Director: Richard Attenborough
Stars: Robert Downey Jr. Geraldine Chaplin, Paul Rhys
Plot: Charlie Chaplin became one of the most iconic actors and filmmakers of the 20th Century, but his life was not without its ups and downs.
Making a biographical film about someone like Charlie Chaplin requires a great deal of thought into what to depict and how to portray the real-life personality. Biopics such as The Iron Lady are seen by many as an example of how a film can shed an overly sympathetic light on a controversial character, such as the late Margaret Thatcher. Skimming over perhaps the less divisive periods of her tenure to concentrate on the frail, old woman played by Meryl Streep could be seen as blatant sugar-coating. Chaplin is rather more thorough in its appraisal of Charlie – while we get to see how his career took off, there is also an opportunity to get to know his character, warts and all.
During the 1960s whilst living in Switzerland, an elderly Charlie Chaplin (Downey Jr.) recounts his life to George Hayden (Anthony Hopkins), the author of his autobiography. We flashback to January 1894, where a 4-year-old Charlie accompanies his mother Hannah (Chaplin) to her final performance at an Army theatre named The Canteen in Aldershot, where her voice fails and she is booed off. Charlie goes out on the stage and finishes the song, receiving the adulation of the audience. However, not long after, Hannah becomes increasingly mentally ill and Charlie and his brother Sydney (Rhys) have no option but to send her to Cane Hill Lunatic Asylum. Charlie then attempts to launch a career in the music halls of London and is noticed by Fred Karno (John Thaw), who gives him his first big break.
Charlie receives an invitation from Hollywood film producer Mack Sennett (Dan Aykroyd) to star in his latest movie. Upon arriving at the film set, Charlie has to perform a quick audition as a drunkard to win over Sennett and give him a job. After a successful debut in which he impressed his new employers, Charlie quickly goes about making a name for himself as one of the most famous names in the world, aided and abetted by Sydney who acts as his manager. Forming his own production company, Charlie makes himself autonomous and no longer held at the whim of film producers. However, the onset of the First World War places Charlie under scrutiny back home in England, where his popularity suffers a blow due to his absence from the frontline. Meanwhile, he is suspected by FBI director J. Edgar Hoover of being a communist and is excluded from America whilst on a visit to Europe.

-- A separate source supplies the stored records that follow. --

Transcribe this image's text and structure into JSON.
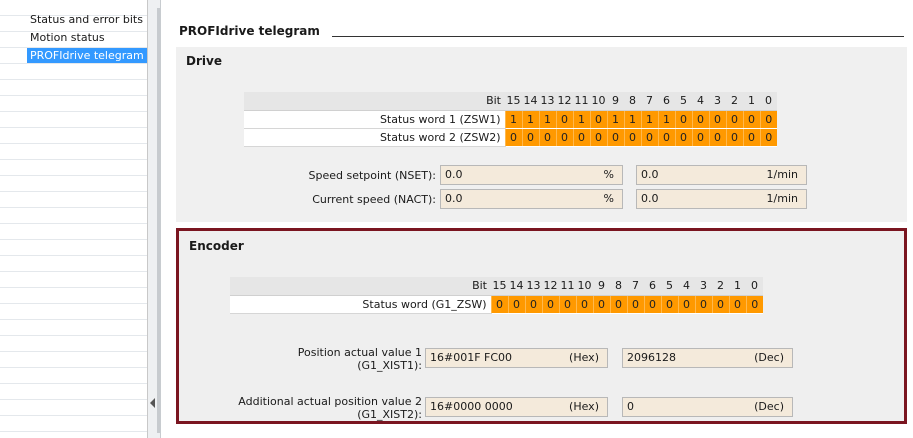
{
  "nav": {
    "items": [
      {
        "label": "Status and error bits",
        "selected": false
      },
      {
        "label": "Motion status",
        "selected": false
      },
      {
        "label": "PROFIdrive telegram",
        "selected": true
      }
    ]
  },
  "page": {
    "title": "PROFIdrive telegram"
  },
  "drive": {
    "title": "Drive",
    "bit_header_label": "Bit",
    "bit_numbers": [
      "15",
      "14",
      "13",
      "12",
      "11",
      "10",
      "9",
      "8",
      "7",
      "6",
      "5",
      "4",
      "3",
      "2",
      "1",
      "0"
    ],
    "rows": [
      {
        "label": "Status word 1 (ZSW1)",
        "bits": [
          "1",
          "1",
          "1",
          "0",
          "1",
          "0",
          "1",
          "1",
          "1",
          "1",
          "0",
          "0",
          "0",
          "0",
          "0",
          "0"
        ]
      },
      {
        "label": "Status word 2 (ZSW2)",
        "bits": [
          "0",
          "0",
          "0",
          "0",
          "0",
          "0",
          "0",
          "0",
          "0",
          "0",
          "0",
          "0",
          "0",
          "0",
          "0",
          "0"
        ]
      }
    ],
    "speed_setpoint": {
      "label": "Speed setpoint (NSET):",
      "percent_value": "0.0",
      "percent_unit": "%",
      "rpm_value": "0.0",
      "rpm_unit": "1/min"
    },
    "current_speed": {
      "label": "Current speed (NACT):",
      "percent_value": "0.0",
      "percent_unit": "%",
      "rpm_value": "0.0",
      "rpm_unit": "1/min"
    }
  },
  "encoder": {
    "title": "Encoder",
    "bit_header_label": "Bit",
    "bit_numbers": [
      "15",
      "14",
      "13",
      "12",
      "11",
      "10",
      "9",
      "8",
      "7",
      "6",
      "5",
      "4",
      "3",
      "2",
      "1",
      "0"
    ],
    "rows": [
      {
        "label": "Status word (G1_ZSW)",
        "bits": [
          "0",
          "0",
          "0",
          "0",
          "0",
          "0",
          "0",
          "0",
          "0",
          "0",
          "0",
          "0",
          "0",
          "0",
          "0",
          "0"
        ]
      }
    ],
    "position_actual": {
      "label_line1": "Position actual value 1",
      "label_line2": "(G1_XIST1):",
      "hex_value": "16#001F FC00",
      "hex_unit": "(Hex)",
      "dec_value": "2096128",
      "dec_unit": "(Dec)"
    },
    "additional_position": {
      "label_line1": "Additional actual position value 2",
      "label_line2": "(G1_XIST2):",
      "hex_value": "16#0000 0000",
      "hex_unit": "(Hex)",
      "dec_value": "0",
      "dec_unit": "(Dec)"
    }
  },
  "colors": {
    "bit_fill": "#ff9900",
    "field_fill": "#f4eadb",
    "encoder_border": "#7a1520",
    "selection": "#3399ff"
  }
}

Charlie Chaplin is arguably one of the most difficult people to make a biographical film about, because there was so much going on both in his life and in the world at the time. Trying to cram as much as possible into Chaplin is therefore no mean feat, as it manages to include the many setbacks in his life, the queue of women at his door and the impact that his films had on himself as a person and the influence on global events as a whole. If you don’t really know much about the early tragedy that beset Charlie Chaplin, then there is a great deal that will surprise you, such as the large amount of time that he spent in England before actually moving to America and making his fortune, the relationship with his brother and the attention that he received from Hoover as a suspected Communist. Much of the source material is taken from Chaplin’s own words, My Autobiography, which gives the screenplay an authenticity despite a few liberties such as the character of George Hayden who is completely fictional but who has been placed in as a foil for Chaplin to share his memories during his twilight years in Switzerland. There is perhaps a tendency throughout to portray Chaplin as a tortured genius, but the love for silent cinema and the tumultuous period of history as the backdrop are both conveyed very well indeed.

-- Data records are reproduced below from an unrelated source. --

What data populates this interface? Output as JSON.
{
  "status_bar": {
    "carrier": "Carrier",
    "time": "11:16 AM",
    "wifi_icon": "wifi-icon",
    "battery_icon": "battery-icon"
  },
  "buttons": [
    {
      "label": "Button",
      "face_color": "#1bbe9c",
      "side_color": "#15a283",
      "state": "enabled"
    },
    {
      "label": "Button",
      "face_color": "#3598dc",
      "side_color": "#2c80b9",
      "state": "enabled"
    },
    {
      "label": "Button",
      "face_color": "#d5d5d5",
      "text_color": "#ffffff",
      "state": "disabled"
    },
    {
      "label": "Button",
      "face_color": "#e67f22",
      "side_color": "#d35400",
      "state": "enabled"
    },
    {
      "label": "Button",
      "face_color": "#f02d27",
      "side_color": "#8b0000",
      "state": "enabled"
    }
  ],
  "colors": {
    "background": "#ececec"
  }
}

Robert Downey Jr. is an example of absolutely spot-on casting. Not only is he at ease playing Charlie during his formative years, but his portrayal of Chaplin in later life is reminiscent of Orson Welles’ Charles Foster Kane in Citizen Kane – that rare ability to be able to incorporate the naivety and arrogance of youth in one flashback and then revert to playing a wistful, old man full of longing in the next. Downey Jr. is nothing short of extraordinary and, although he undeservedly lost out to Al Pacino as Lieutenant Colonel Frank Slade in Scent of a Woman at the Academy Awards in 1993, he is worth the entrance fee alone. Dan Aykroyd revels in his role as Mack Sennett and Paul Rhys is impressive as Charlie’s brother Sydney. The all-star cast doesn’t stop there, however. There is a wealth of talent in even the blink-and-you’ll-miss-it cameos, including Marisa Tomei, John Thaw, Milla Jovovich (proving she can act before she started making the abhorrent Resident Evil films), Kevin Dunn, James Woods and David Duchovny. Richard Attenborough’s direction is excellent. managing to really bring the golden age of Hollywood to life and is aided by a cracking script by William Boyd, Bryan Forbes and William Goldman, which rarely stops for the sake of padding, even in a film that is pushing two and a half hours.
Chaplin has been criticised for trying to cover too much ground and for spreading Charlie Chaplin’s life story far too thinly, but considering that there were 88 years to cover, you’ll have to agree it’s a terrific effort. The primary job of a biography is to shed light on aspects of a famous person’s life that come as a surprise – Chaplin does this and more, but also manages to stay on the right side of sentimentality, even when Downey Jr. looks up at a montage of Chaplin’s work and the screen fades to black.